> _What needs to be done_: Go through the lines below and copy any that hold the string "Evidence".

> _Records supplied_:
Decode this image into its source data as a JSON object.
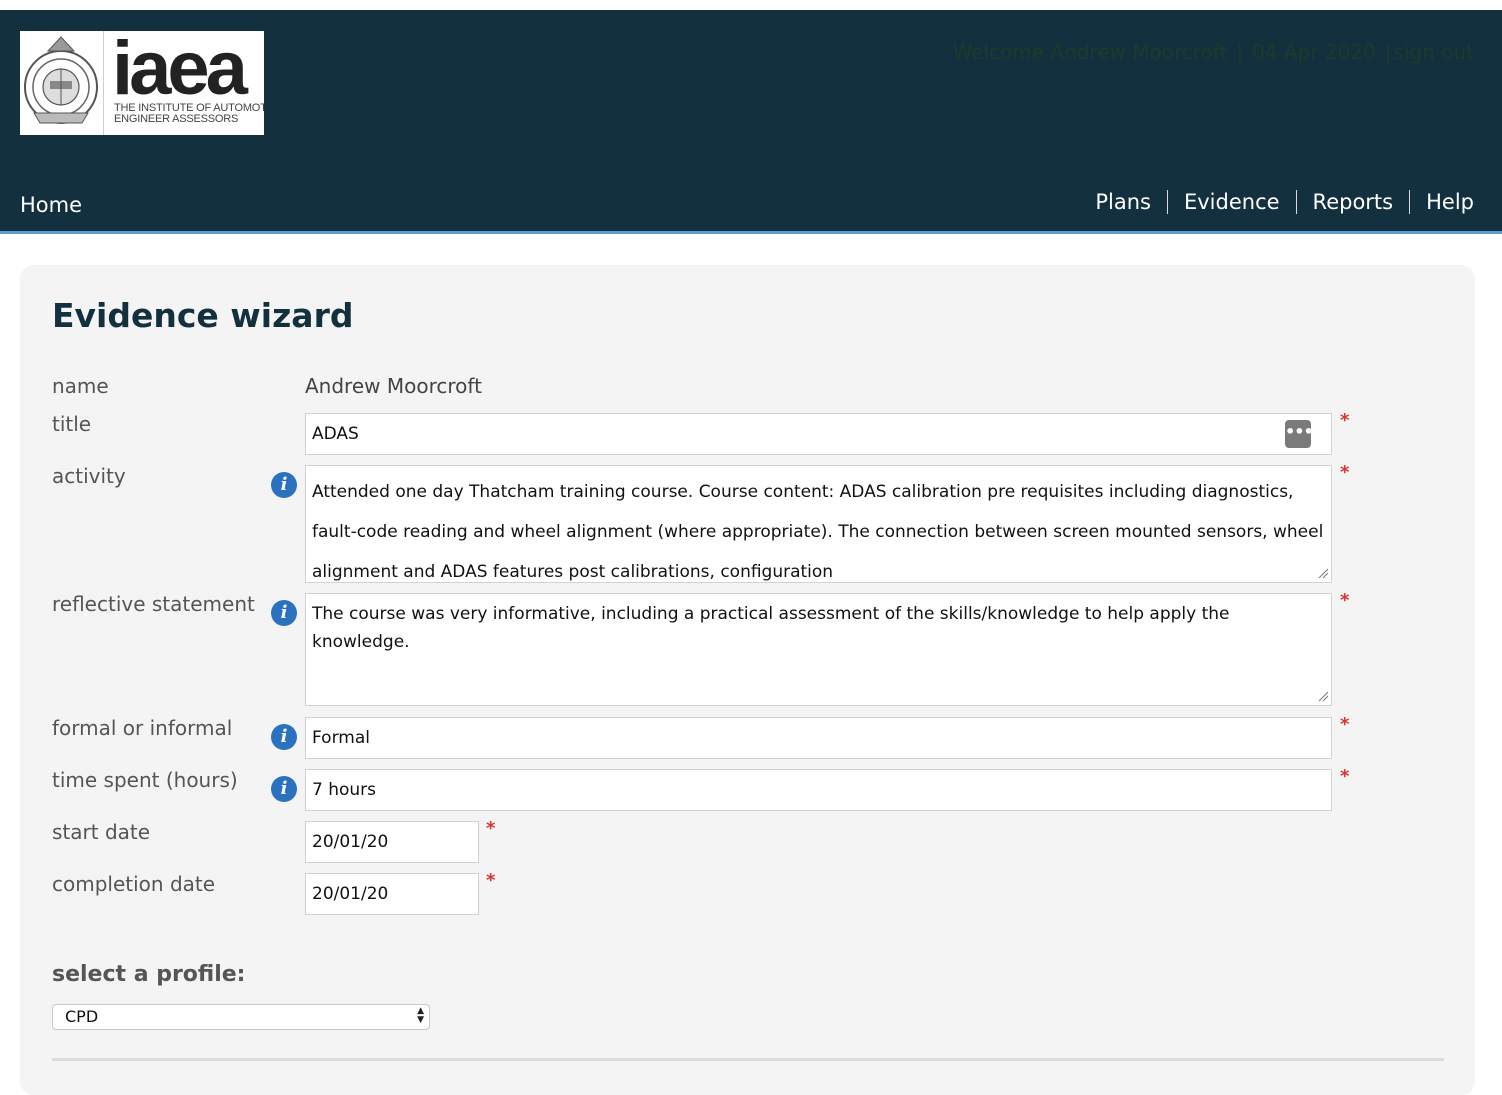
{
  "header": {
    "logo": {
      "word": "iaea",
      "line1": "THE INSTITUTE OF AUTOMOTIVE",
      "line2": "ENGINEER ASSESSORS"
    },
    "welcome": "Welcome Andrew Moorcroft",
    "date": "04 Apr 2020",
    "sign_out": "sign out",
    "nav": {
      "home": "Home",
      "plans": "Plans",
      "evidence": "Evidence",
      "reports": "Reports",
      "help": "Help"
    }
  },
  "page": {
    "title": "Evidence wizard"
  },
  "form": {
    "name": {
      "label": "name",
      "value": "Andrew Moorcroft"
    },
    "title": {
      "label": "title",
      "value": "ADAS"
    },
    "activity": {
      "label": "activity",
      "value": "Attended one day Thatcham training course. Course content: ADAS calibration pre requisites including diagnostics, fault-code reading and wheel alignment (where appropriate). The connection between screen mounted sensors, wheel alignment and ADAS features post calibrations, configuration"
    },
    "reflective": {
      "label": "reflective statement",
      "value": "The course was very informative, including a practical assessment of the skills/knowledge to help apply the knowledge."
    },
    "formal": {
      "label": "formal or informal",
      "value": "Formal"
    },
    "time_spent": {
      "label": "time spent (hours)",
      "value": "7 hours"
    },
    "start_date": {
      "label": "start date",
      "value": "20/01/20"
    },
    "completion_date": {
      "label": "completion date",
      "value": "20/01/20"
    },
    "required_mark": "*",
    "info_glyph": "i",
    "more_glyph": "•••"
  },
  "profile": {
    "heading": "select a profile:",
    "selected": "CPD"
  },
  "colors": {
    "header_bg": "#13303f",
    "panel_bg": "#f4f4f4",
    "info_blue": "#2a72c0",
    "required_red": "#e03030",
    "accent_line": "#5b9fcf"
  }
}
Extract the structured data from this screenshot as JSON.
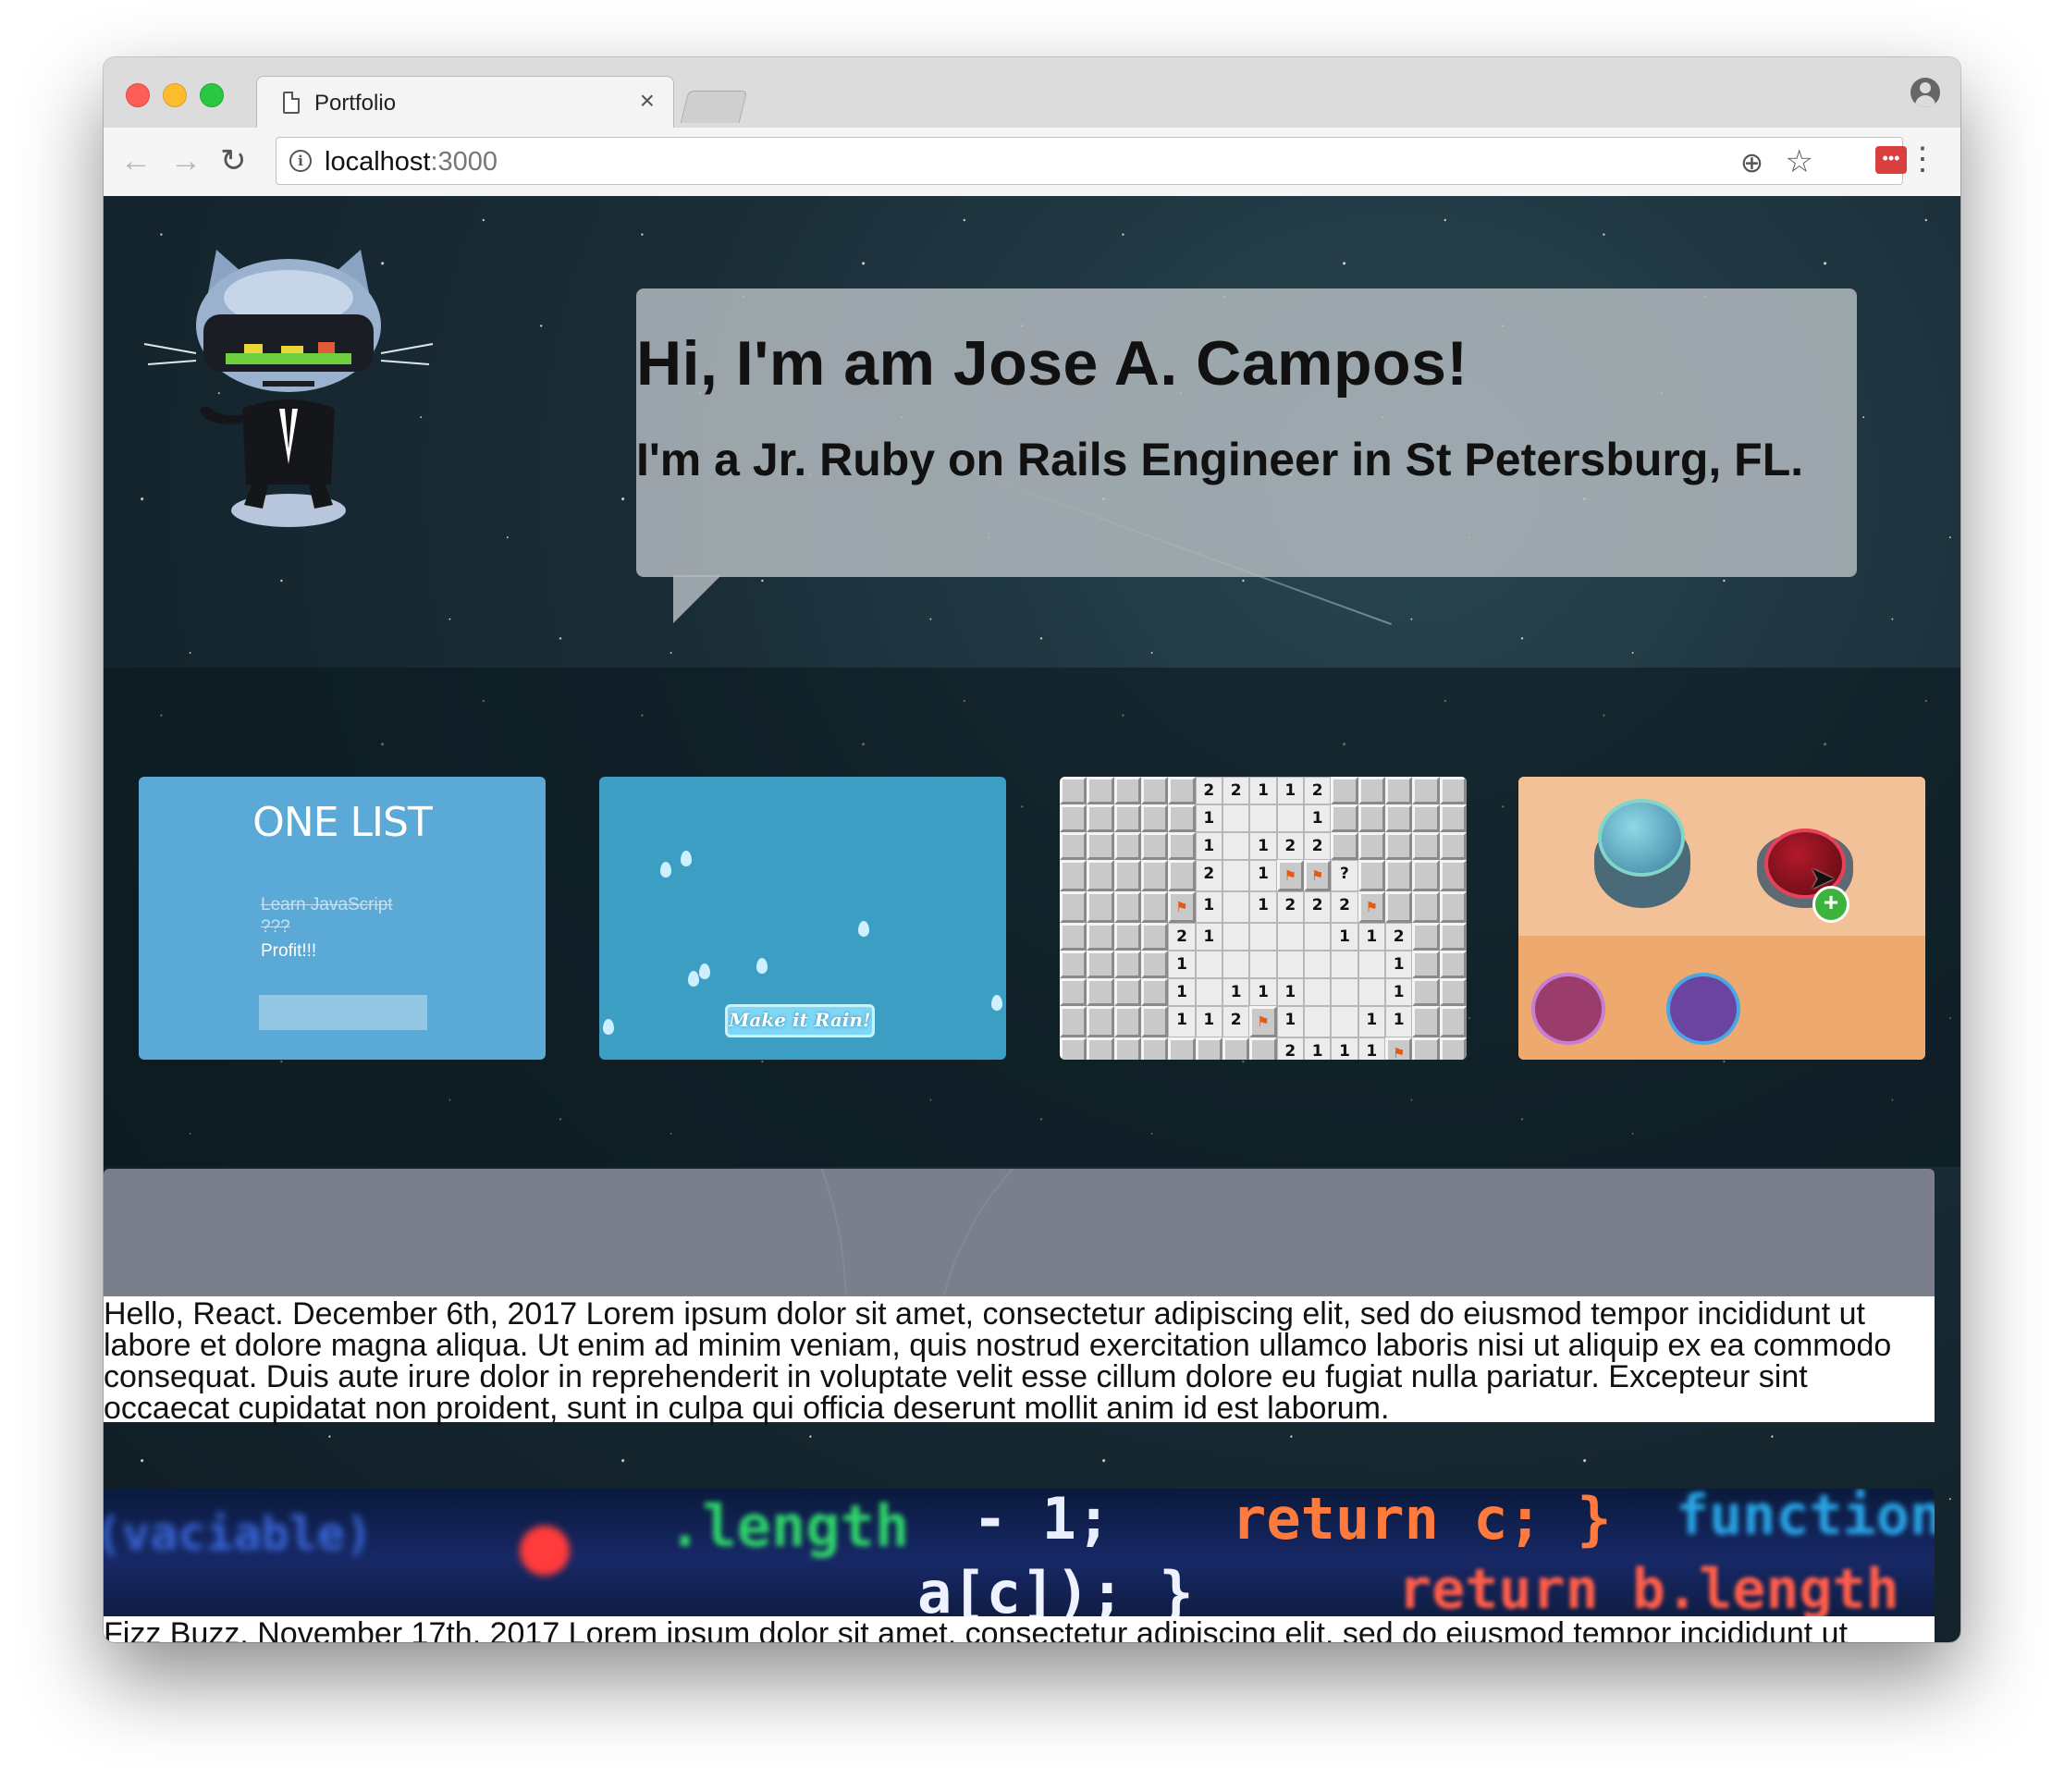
{
  "browser": {
    "tab_title": "Portfolio",
    "tab_close": "×",
    "url_host": "localhost",
    "url_port": ":3000",
    "info_symbol": "i",
    "extension_label": "•••"
  },
  "hero": {
    "title": "Hi, I'm am Jose A. Campos!",
    "subtitle": "I'm a Jr. Ruby on Rails Engineer in St Petersburg, FL."
  },
  "projects": {
    "one_list": {
      "title": "ONE LIST",
      "items": [
        "Learn JavaScript",
        "???",
        "Profit!!!"
      ]
    },
    "make_it_rain": {
      "button_label": "Make it Rain!"
    },
    "minesweeper": {
      "rows": [
        [
          "",
          "",
          "",
          "",
          "",
          "2",
          "2",
          "1",
          "1",
          "2",
          "",
          "",
          "",
          "",
          ""
        ],
        [
          "",
          "",
          "",
          "",
          "",
          "1",
          "",
          "",
          "",
          "1",
          "",
          "",
          "",
          "",
          ""
        ],
        [
          "",
          "",
          "",
          "",
          "",
          "1",
          "",
          "1",
          "2",
          "2",
          "",
          "",
          "",
          "",
          ""
        ],
        [
          "",
          "",
          "",
          "",
          "",
          "2",
          "",
          "1",
          "F",
          "F",
          "?",
          "",
          "",
          "",
          ""
        ],
        [
          "",
          "",
          "",
          "",
          "F",
          "1",
          "",
          "1",
          "2",
          "2",
          "2",
          "F",
          "",
          "",
          ""
        ],
        [
          "",
          "",
          "",
          "",
          "2",
          "1",
          "",
          "",
          "",
          "",
          "1",
          "1",
          "2",
          "",
          ""
        ],
        [
          "",
          "",
          "",
          "",
          "1",
          "",
          "",
          "",
          "",
          "",
          "",
          "",
          "1",
          "",
          ""
        ],
        [
          "",
          "",
          "",
          "",
          "1",
          "",
          "1",
          "1",
          "1",
          "",
          "",
          "",
          "1",
          "",
          ""
        ],
        [
          "",
          "",
          "",
          "",
          "1",
          "1",
          "2",
          "F",
          "1",
          "",
          "",
          "1",
          "1",
          "",
          ""
        ],
        [
          "",
          "",
          "",
          "",
          "",
          "",
          "",
          "",
          "2",
          "1",
          "1",
          "1",
          "F",
          "",
          ""
        ]
      ]
    },
    "creatures": {
      "plus_symbol": "+"
    }
  },
  "posts": [
    {
      "text": "Hello, React. December 6th, 2017 Lorem ipsum dolor sit amet, consectetur adipiscing elit, sed do eiusmod tempor incididunt ut labore et dolore magna aliqua. Ut enim ad minim veniam, quis nostrud exercitation ullamco laboris nisi ut aliquip ex ea commodo consequat. Duis aute irure dolor in reprehenderit in voluptate velit esse cillum dolore eu fugiat nulla pariatur. Excepteur sint occaecat cupidatat non proident, sunt in culpa qui officia deserunt mollit anim id est laborum."
    },
    {
      "text": "Fizz Buzz. November 17th, 2017 Lorem ipsum dolor sit amet, consectetur adipiscing elit, sed do eiusmod tempor incididunt ut",
      "banner_code": {
        "l1": "(vaciable)",
        "l2": ".length",
        "l3": "- 1;",
        "l4": "return c; }",
        "l5": "function",
        "l6": "a[c]);  }",
        "l7": "return b.length"
      }
    }
  ],
  "colors": {
    "page_bg": "#1a2d37",
    "bubble": "#b2babe",
    "one_list_card": "#5aa9d6",
    "rain_card": "#3d9ec4"
  }
}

> _Task output_:
      "evidence": "Evidence",
    "title": "Evidence wizard"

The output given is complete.